Predictably, there’s a dose of old very country here, too, and ‘A Woman’s Touch’ (written by James Intveld) mixes some old fashioned ideas about a woman’s place with a crying steel guitar and a soft rhythm. Often sounding like all manner of hat wearers from the late 70s, the tune could never be called fashionable in the country stakes of 2023, but it’s nicely played, and with a warm and inviting sound in hand, Rob’s voice adopts the perfect sad croon to fit. The title cut fits the barstool heartbreak mould, with a lolloping rhythm guiding a tune through various scenarios of self-pity, but as with ‘A Woman’s Touch’, it’s easy to hear why Waller would have chosen to cover this, since the syrupy melody suits his rich vocal tones, and it provides another great showcase for the mournful steel guitar work used as a crying counterpoint throughout. It’s not the album’s best tune by a long chalk, but it’s okay for the style, even though it’ll be unlikely to win over any unsure listeners.

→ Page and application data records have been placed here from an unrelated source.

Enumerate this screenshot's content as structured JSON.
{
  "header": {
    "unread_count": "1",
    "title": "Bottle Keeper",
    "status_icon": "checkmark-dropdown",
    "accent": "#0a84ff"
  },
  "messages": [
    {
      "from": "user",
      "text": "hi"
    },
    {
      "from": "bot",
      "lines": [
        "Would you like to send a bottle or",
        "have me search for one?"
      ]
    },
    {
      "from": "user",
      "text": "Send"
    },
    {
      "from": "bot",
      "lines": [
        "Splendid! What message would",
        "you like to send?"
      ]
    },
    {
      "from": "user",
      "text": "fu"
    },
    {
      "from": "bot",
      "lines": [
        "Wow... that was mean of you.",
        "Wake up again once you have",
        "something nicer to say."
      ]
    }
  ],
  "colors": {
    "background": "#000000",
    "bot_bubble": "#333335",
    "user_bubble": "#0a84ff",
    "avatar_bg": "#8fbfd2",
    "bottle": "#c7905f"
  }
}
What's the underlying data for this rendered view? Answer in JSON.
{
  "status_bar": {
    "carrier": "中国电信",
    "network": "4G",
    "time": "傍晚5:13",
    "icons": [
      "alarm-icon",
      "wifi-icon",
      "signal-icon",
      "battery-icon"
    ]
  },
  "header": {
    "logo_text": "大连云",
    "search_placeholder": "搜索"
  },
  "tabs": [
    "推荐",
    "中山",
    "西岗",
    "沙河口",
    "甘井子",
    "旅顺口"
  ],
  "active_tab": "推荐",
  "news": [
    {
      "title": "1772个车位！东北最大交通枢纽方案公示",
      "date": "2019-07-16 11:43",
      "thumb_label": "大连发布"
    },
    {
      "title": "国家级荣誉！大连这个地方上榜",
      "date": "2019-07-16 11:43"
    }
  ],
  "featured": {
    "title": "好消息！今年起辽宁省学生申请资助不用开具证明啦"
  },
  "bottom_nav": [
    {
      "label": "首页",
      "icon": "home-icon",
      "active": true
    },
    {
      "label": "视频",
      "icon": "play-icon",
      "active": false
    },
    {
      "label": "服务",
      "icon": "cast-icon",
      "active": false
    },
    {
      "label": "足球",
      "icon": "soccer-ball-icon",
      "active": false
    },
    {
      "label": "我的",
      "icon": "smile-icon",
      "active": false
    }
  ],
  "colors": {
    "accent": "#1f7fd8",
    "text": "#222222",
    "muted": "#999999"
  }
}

Still, that’s potentially better than Rob crooning through ‘Reconsider Me’, which arguably takes the trad country mood a bit too far. It’s only a sidestep from this to Don Gibson’s ‘Oh Lonesome Me’, and there’s no excuse for that – not even if you’re Neil Young. Naturally, if you have no time for trad country fare, these tunes will leave you largely unmoved, but as always with a Waller LP, there’s always something more interesting to be found elsewhere.

In this case, you’ll stumble upon a full hearted rendition of The Walker Brothers’ ‘The Sun Ain’t Gonna Shine Anymore’ which, like the Springsteen cut, is geared towards a smooth sound and a great voice, and an equally impressive ‘There’s No Living Without Your Loving’ that allows Rob to take the old Gene Pitney tune and adapt it for a warm sounding piece of light country pop that shows off his assembled band in the best possible way. The marriage of slightly twangy guitar and deep piano work gives a real heart to the recording, and a stately rhythm section gives off an old Brill Building vibe. It’s all rather nice, and that’s before the vocals reach for a few bigger notes. Obviously, Waller is no Pitney, but he more than holds his own here.

As with the first covers record, when ‘See The Big Man Cry’ is good, it’s very good. When it isn’t, you might find yourself raising a quizzical eyebrow, but at least those potential misfires have still made some kind of impression. What is clear, though, is that Waller’s choice of material is almost always strong, and his voice remains a rich and deep well of sound throughout. In the hands of such a natural performer, even when the recordings don’t work out, this album often offers something worth hearing. This is definitely another collection of songs to be cherry picked for best results, but there’s more than enough here for fans of ‘Fancy Free’ to come for a long overdue second helping.

September/October 2023